The Code offers power by the bucket load, a testament to the fact that it’s consistently found on enduro, DH and electric MTBs.
The brake has SRAM’s customary modulated feel, with a smooth, linear progression in its power as you squeeze the lever. The initial bite is present, but slightly muted compared to a Shimano brake – so you won’t worry about the power on offer when you first squeeze the brake and won’t be ejected over the front of the bike due to an over-enthusiastic rotor grab.
This means you enter technical sections with confidence, whether that’s through the ease at which speed can be scrubbed or because you know you can control your speed to the finest margins down steep, tight tracks.
Getting to the absolute limits of the brake’s power is easy to achieve thanks to a reasonably long lever – this means you’re not having to squeeze your fingers too hard to get the best from the brake, so less arm pump, too.
On longer descents, power and feel are consistent, suggesting the brakes deal well with heat build-up.
The Code RSC doesn’t have the lightest lever feel going, with a hint of resistance, but it’s not to the same extent as that found with Shimano or Hope offerings.
SRAM Code RSC disc brakes bottom line
SRAM’s Code has an enviable reputation for good reason. Simply put, the Code RSC offers as much power as any other brake on the market, with excellent feel, top-quality construction, wide-ranging adjustability and easy maintenance.
For this reason, it’s my top-rated enduro and DH brake in 2021.
How we tested
We rounded up 12 powerful hydraulic brakes to find out which are the ultimate speed-scrubbers.
To get to know what it’s like to live with these brakes, we asked the brands to send us their official bleed kit, then trimmed the hoses to our ideal length.
As such, we’ve cut and bled every set we tested to see just how easy they are to maintain. Then we saddled up to see how they performed on the trails.
Overall braking power is important, but so too is the ease with which you’re able to access that power – if you have to squeeze the lever really hard, that’s likely to lead to arm pump. Brake ‘feel’ is another key aspect – it’s subjective, but some people like a really grabby feel, while others prefer the power to progressively build as you squeeze the lever.

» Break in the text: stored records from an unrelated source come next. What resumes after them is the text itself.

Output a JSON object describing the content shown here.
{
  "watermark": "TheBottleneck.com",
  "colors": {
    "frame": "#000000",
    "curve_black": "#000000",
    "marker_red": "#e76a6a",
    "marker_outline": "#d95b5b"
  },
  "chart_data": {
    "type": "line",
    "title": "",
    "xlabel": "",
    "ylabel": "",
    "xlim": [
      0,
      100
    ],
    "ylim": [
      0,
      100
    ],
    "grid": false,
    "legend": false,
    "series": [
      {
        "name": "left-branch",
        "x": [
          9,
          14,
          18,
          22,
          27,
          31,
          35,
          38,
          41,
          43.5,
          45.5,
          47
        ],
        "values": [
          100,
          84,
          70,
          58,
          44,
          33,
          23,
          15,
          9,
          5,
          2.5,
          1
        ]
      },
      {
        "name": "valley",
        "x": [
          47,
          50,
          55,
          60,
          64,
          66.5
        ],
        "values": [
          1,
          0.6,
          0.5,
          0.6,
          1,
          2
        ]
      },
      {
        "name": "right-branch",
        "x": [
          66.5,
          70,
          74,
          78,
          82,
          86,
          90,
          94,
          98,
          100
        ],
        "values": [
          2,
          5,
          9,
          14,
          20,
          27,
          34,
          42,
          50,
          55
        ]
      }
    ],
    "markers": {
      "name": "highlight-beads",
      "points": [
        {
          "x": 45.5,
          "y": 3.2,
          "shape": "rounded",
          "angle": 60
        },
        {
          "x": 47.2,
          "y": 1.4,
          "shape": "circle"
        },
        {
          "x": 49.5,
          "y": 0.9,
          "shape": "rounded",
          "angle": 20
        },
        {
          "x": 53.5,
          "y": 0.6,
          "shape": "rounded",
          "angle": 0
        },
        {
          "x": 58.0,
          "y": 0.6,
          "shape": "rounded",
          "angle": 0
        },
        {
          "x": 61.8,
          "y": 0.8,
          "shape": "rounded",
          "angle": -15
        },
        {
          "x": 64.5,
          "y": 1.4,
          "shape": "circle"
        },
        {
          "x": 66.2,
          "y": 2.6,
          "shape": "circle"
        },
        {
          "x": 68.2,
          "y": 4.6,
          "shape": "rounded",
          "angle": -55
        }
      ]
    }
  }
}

We also needed to work out just how powerful the brakes are, and how resistant to heat build-up.
So, with the help of both leg power and some electrical assistance, we took them to the top of some of the South West’s steepest slopes and pointed our bikes downhill to see how these 12 stoppers coped.
Note: Weights and prices are for a single brake (caliper, hose and lever, but no rotor or adaptor, unless otherwise stated).
Also on test
- Clarks M2 Disc Brake
- Formula Cura disc brakes
- Hope Tech 3 V4 disc brakes
- Magura MT Trail SL disc brakes
- Magura MT5 disc brakes
- Shimano BL-MT501/MT520 disc brakes
- Shimano SLX M7120 disc brakes
- Shimano XTR Trail disc brakes
- SRAM G2 Ultimate disc brakes
- Tektro HD-M285 disc brakes
- TRP Slate T4 Evo disc brakes
|Price||br_price, 5, 3, Price, EUR €270.00GBP £230.00USD $245.00|
|Weight||br_weight, 5, 6, Weight, 678g – calliper, hose and lever - for front and rear, Array, g|
|Brand||br_brand, 5, 10, Brand, Sram|
|Features||br_Features, 11, 0, Features, Pistons: 4
Fluid: DOT 5.1
Weight: 326g (f) 352g (r)
Details: Split and hinged lever clamp; SRAM MatchMaker
|Adjustment||br_adjustment, 11, 0, Adjustment, Reach (TF), bite point (TF)|
|Brake type||br_brakeType, 11, 0, Brake type, Hydraulic disc|